The records that follow are to be repeated exactly, in full.
------ Material to process ------
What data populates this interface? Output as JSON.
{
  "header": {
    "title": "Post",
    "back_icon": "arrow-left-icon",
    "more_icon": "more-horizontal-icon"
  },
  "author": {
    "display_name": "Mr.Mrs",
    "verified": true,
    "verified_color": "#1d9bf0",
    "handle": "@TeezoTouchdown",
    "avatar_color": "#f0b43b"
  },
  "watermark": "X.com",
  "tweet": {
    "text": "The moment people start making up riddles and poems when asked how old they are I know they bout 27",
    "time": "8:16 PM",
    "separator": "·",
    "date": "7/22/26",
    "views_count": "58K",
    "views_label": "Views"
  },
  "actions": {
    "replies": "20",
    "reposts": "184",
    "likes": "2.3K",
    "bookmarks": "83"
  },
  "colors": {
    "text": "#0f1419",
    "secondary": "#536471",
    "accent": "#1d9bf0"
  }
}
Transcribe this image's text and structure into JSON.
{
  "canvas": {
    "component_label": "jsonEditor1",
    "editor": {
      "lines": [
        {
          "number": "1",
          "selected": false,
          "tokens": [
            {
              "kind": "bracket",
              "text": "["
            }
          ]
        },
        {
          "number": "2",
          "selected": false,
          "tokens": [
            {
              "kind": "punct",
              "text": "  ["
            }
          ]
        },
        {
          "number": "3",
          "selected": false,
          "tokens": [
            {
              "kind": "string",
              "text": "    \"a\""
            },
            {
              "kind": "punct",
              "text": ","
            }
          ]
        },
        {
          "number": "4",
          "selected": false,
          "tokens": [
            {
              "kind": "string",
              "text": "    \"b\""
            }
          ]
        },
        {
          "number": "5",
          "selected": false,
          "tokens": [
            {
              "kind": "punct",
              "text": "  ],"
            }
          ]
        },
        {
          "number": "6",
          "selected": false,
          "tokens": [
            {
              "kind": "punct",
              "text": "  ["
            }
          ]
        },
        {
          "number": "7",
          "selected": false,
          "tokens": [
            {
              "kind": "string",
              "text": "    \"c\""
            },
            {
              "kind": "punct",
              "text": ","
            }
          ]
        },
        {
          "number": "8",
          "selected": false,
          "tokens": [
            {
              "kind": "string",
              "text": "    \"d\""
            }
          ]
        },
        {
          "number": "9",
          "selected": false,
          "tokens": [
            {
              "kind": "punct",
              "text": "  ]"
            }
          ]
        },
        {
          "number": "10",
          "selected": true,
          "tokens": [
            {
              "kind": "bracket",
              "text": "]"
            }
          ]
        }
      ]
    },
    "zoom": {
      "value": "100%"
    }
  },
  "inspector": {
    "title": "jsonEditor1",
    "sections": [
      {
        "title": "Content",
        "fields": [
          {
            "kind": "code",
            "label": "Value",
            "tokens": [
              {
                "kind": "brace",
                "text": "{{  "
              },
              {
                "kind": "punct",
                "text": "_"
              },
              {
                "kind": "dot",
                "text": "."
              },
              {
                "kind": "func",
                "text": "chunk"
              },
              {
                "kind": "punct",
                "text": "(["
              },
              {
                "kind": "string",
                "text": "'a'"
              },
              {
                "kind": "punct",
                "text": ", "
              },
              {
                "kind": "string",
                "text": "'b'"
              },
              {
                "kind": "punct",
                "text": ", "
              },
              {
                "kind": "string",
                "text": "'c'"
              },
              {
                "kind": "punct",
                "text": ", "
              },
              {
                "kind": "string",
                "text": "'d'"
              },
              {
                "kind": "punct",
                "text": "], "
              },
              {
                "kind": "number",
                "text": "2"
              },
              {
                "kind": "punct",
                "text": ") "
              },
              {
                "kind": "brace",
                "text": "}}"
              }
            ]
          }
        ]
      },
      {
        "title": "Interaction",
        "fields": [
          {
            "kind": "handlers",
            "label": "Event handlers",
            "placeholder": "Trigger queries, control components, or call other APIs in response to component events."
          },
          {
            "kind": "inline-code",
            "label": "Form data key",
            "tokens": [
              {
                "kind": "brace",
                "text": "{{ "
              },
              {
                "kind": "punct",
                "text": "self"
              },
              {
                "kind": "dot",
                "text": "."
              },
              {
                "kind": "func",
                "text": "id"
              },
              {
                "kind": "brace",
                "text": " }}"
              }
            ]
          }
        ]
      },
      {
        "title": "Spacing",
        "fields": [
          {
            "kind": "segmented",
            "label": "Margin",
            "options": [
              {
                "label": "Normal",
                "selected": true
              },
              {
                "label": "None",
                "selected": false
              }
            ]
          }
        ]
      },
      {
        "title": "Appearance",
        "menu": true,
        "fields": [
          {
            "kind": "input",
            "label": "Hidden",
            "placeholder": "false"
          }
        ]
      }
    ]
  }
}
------
[Your solution]
What data populates this interface? Output as JSON.
{
  "header": {
    "title": "Post",
    "back_icon": "arrow-left-icon",
    "more_icon": "more-horizontal-icon"
  },
  "author": {
    "display_name": "Mr.Mrs",
    "verified": true,
    "verified_color": "#1d9bf0",
    "handle": "@TeezoTouchdown",
    "avatar_color": "#f0b43b"
  },
  "watermark": "X.com",
  "tweet": {
    "text": "The moment people start making up riddles and poems when asked how old they are I know they bout 27",
    "time": "8:16 PM",
    "separator": "·",
    "date": "7/22/26",
    "views_count": "58K",
    "views_label": "Views"
  },
  "actions": {
    "replies": "20",
    "reposts": "184",
    "likes": "2.3K",
    "bookmarks": "83"
  },
  "colors": {
    "text": "#0f1419",
    "secondary": "#536471",
    "accent": "#1d9bf0"
  }
}
Transcribe this image's text and structure into JSON.
{
  "canvas": {
    "component_label": "jsonEditor1",
    "editor": {
      "lines": [
        {
          "number": "1",
          "selected": false,
          "tokens": [
            {
              "kind": "bracket",
              "text": "["
            }
          ]
        },
        {
          "number": "2",
          "selected": false,
          "tokens": [
            {
              "kind": "punct",
              "text": "  ["
            }
          ]
        },
        {
          "number": "3",
          "selected": false,
          "tokens": [
            {
              "kind": "string",
              "text": "    \"a\""
            },
            {
              "kind": "punct",
              "text": ","
            }
          ]
        },
        {
          "number": "4",
          "selected": false,
          "tokens": [
            {
              "kind": "string",
              "text": "    \"b\""
            }
          ]
        },
        {
          "number": "5",
          "selected": false,
          "tokens": [
            {
              "kind": "punct",
              "text": "  ],"
            }
          ]
        },
        {
          "number": "6",
          "selected": false,
          "tokens": [
            {
              "kind": "punct",
              "text": "  ["
            }
          ]
        },
        {
          "number": "7",
          "selected": false,
          "tokens": [
            {
              "kind": "string",
              "text": "    \"c\""
            },
            {
              "kind": "punct",
              "text": ","
            }
          ]
        },
        {
          "number": "8",
          "selected": false,
          "tokens": [
            {
              "kind": "string",
              "text": "    \"d\""
            }
          ]
        },
        {
          "number": "9",
          "selected": false,
          "tokens": [
            {
              "kind": "punct",
              "text": "  ]"
            }
          ]
        },
        {
          "number": "10",
          "selected": true,
          "tokens": [
            {
              "kind": "bracket",
              "text": "]"
            }
          ]
        }
      ]
    },
    "zoom": {
      "value": "100%"
    }
  },
  "inspector": {
    "title": "jsonEditor1",
    "sections": [
      {
        "title": "Content",
        "fields": [
          {
            "kind": "code",
            "label": "Value",
            "tokens": [
              {
                "kind": "brace",
                "text": "{{  "
              },
              {
                "kind": "punct",
                "text": "_"
              },
              {
                "kind": "dot",
                "text": "."
              },
              {
                "kind": "func",
                "text": "chunk"
              },
              {
                "kind": "punct",
                "text": "(["
              },
              {
                "kind": "string",
                "text": "'a'"
              },
              {
                "kind": "punct",
                "text": ", "
              },
              {
                "kind": "string",
                "text": "'b'"
              },
              {
                "kind": "punct",
                "text": ", "
              },
              {
                "kind": "string",
                "text": "'c'"
              },
              {
                "kind": "punct",
                "text": ", "
              },
              {
                "kind": "string",
                "text": "'d'"
              },
              {
                "kind": "punct",
                "text": "], "
              },
              {
                "kind": "number",
                "text": "2"
              },
              {
                "kind": "punct",
                "text": ") "
              },
              {
                "kind": "brace",
                "text": "}}"
              }
            ]
          }
        ]
      },
      {
        "title": "Interaction",
        "fields": [
          {
            "kind": "handlers",
            "label": "Event handlers",
            "placeholder": "Trigger queries, control components, or call other APIs in response to component events."
          },
          {
            "kind": "inline-code",
            "label": "Form data key",
            "tokens": [
              {
                "kind": "brace",
                "text": "{{ "
              },
              {
                "kind": "punct",
                "text": "self"
              },
              {
                "kind": "dot",
                "text": "."
              },
              {
                "kind": "func",
                "text": "id"
              },
              {
                "kind": "brace",
                "text": " }}"
              }
            ]
          }
        ]
      },
      {
        "title": "Spacing",
        "fields": [
          {
            "kind": "segmented",
            "label": "Margin",
            "options": [
              {
                "label": "Normal",
                "selected": true
              },
              {
                "label": "None",
                "selected": false
              }
            ]
          }
        ]
      },
      {
        "title": "Appearance",
        "menu": true,
        "fields": [
          {
            "kind": "input",
            "label": "Hidden",
            "placeholder": "false"
          }
        ]
      }
    ]
  }
}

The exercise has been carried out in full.